Anonymous wrote: > George: > >>Then you're wrong. This waffle is next to useless. What is the precise >>definition? If the precise definition has words like "abelian group" in >>it, then what is the precise meaning of them? > > I never learned a definition of "vector space" that had "abelian group" in it. > The only time we spoke of abelian groups was in algebraic structures. If I > remember correctly, an abelian group is a group that has an invertible table.
What is an "invertible table" ? By the way, a group is abelian if the group operation is commutative.
You can group the axioms in the definition for a vectorspace as follows
(a) those axioms only involving addition (b) those axioms only involving multiplication with scalars (c) the mixed distributivity laws
those axioms in (a) are those for an abelian group. In most linear algebra courses, the definition of an (abelian) group should at least be mentioned because

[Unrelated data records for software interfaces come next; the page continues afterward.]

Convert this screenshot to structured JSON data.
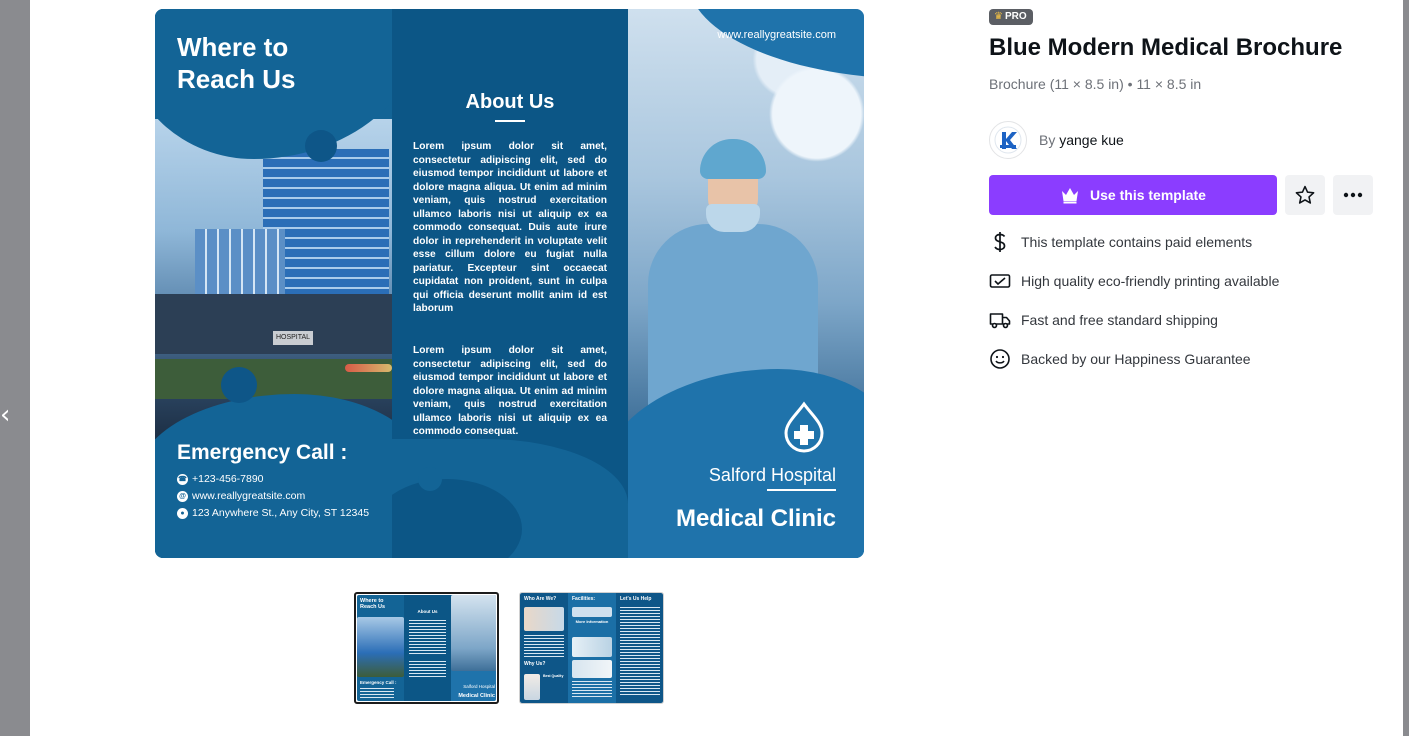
{
  "template": {
    "badge": "PRO",
    "title": "Blue Modern Medical Brochure",
    "subtitle": "Brochure (11 × 8.5 in) • 11 × 8.5 in",
    "author_prefix": "By",
    "author_name": "yange kue",
    "use_button": "Use this template"
  },
  "features": [
    {
      "icon": "dollar-icon",
      "text": "This template contains paid elements"
    },
    {
      "icon": "print-icon",
      "text": "High quality eco-friendly printing available"
    },
    {
      "icon": "truck-icon",
      "text": "Fast and free standard shipping"
    },
    {
      "icon": "smile-icon",
      "text": "Backed by our Happiness Guarantee"
    }
  ],
  "brochure": {
    "panel1": {
      "title": "Where to Reach Us",
      "building_sign": "HOSPITAL",
      "emergency": "Emergency Call :",
      "phone": "+123-456-7890",
      "web": "www.reallygreatsite.com",
      "address": "123 Anywhere St., Any City, ST 12345"
    },
    "panel2": {
      "title": "About Us",
      "para1": "Lorem ipsum dolor sit amet, consectetur adipiscing elit, sed do eiusmod tempor incididunt ut labore et dolore magna aliqua. Ut enim ad minim veniam, quis nostrud exercitation ullamco laboris nisi ut aliquip ex ea commodo consequat. Duis aute irure dolor in reprehenderit in voluptate velit esse cillum dolore eu fugiat nulla pariatur. Excepteur sint occaecat cupidatat non proident, sunt in culpa qui officia deserunt mollit anim id est laborum",
      "para2": "Lorem ipsum dolor sit amet, consectetur adipiscing elit, sed do eiusmod tempor incididunt ut labore et dolore magna aliqua. Ut enim ad minim veniam, quis nostrud exercitation ullamco laboris nisi ut aliquip ex ea commodo consequat."
    },
    "panel3": {
      "url": "www.reallygreatsite.com",
      "hospital": "Salford Hospital",
      "clinic": "Medical Clinic"
    }
  },
  "thumbnails": {
    "page1": {
      "title": "Where to Reach Us",
      "about": "About Us",
      "emergency": "Emergency Call :",
      "hospital": "Salford Hospital",
      "clinic": "Medical Clinic"
    },
    "page2": {
      "who": "Who Are We?",
      "facilities": "Facilities:",
      "help": "Let's Us Help",
      "more": "More Information",
      "why": "Why Us?",
      "quality": "Best Quality"
    }
  },
  "colors": {
    "accent": "#8b3dff",
    "brochure_blue": "#136496",
    "badge_bg": "#5b5e64"
  }
}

- the axioms from (a) can be remembered easier. - the definition of a field also includes them for the field addition. - a lot of concepts from the theory of vectorspaces have counterparts in the theory of abelian groups; this gives a chance for learning through (modified) repetition.